═══ Data supplied ═══

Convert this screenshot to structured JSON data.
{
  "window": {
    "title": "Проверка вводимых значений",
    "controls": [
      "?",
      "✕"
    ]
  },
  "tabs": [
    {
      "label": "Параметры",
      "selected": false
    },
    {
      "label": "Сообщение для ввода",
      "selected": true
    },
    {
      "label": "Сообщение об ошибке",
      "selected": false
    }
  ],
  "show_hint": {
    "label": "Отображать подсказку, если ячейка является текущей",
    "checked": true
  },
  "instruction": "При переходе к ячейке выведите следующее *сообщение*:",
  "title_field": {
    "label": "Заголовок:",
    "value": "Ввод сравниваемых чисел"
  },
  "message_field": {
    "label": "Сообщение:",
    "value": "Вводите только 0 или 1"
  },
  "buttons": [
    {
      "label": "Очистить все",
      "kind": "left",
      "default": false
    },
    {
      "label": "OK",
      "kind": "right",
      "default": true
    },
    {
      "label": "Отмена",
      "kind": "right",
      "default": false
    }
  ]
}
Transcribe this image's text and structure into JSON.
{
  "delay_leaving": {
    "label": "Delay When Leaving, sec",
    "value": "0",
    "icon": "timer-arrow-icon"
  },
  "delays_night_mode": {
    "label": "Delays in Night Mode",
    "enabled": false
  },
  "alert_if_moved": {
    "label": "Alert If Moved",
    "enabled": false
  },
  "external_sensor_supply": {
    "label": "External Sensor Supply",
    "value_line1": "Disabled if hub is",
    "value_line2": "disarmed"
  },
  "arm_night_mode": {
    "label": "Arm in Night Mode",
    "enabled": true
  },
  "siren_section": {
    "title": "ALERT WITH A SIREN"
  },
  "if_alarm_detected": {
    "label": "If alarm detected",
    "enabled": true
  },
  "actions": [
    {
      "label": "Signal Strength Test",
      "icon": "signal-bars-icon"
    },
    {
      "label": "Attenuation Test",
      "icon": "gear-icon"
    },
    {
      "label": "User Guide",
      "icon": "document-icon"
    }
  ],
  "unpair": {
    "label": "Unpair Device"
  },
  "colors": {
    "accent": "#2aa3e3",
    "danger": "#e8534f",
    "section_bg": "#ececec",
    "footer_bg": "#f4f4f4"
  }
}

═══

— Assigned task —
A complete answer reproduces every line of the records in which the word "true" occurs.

— Reply —
      "selected": true
    "checked": true
      "default": true
    "enabled": true
    "enabled": true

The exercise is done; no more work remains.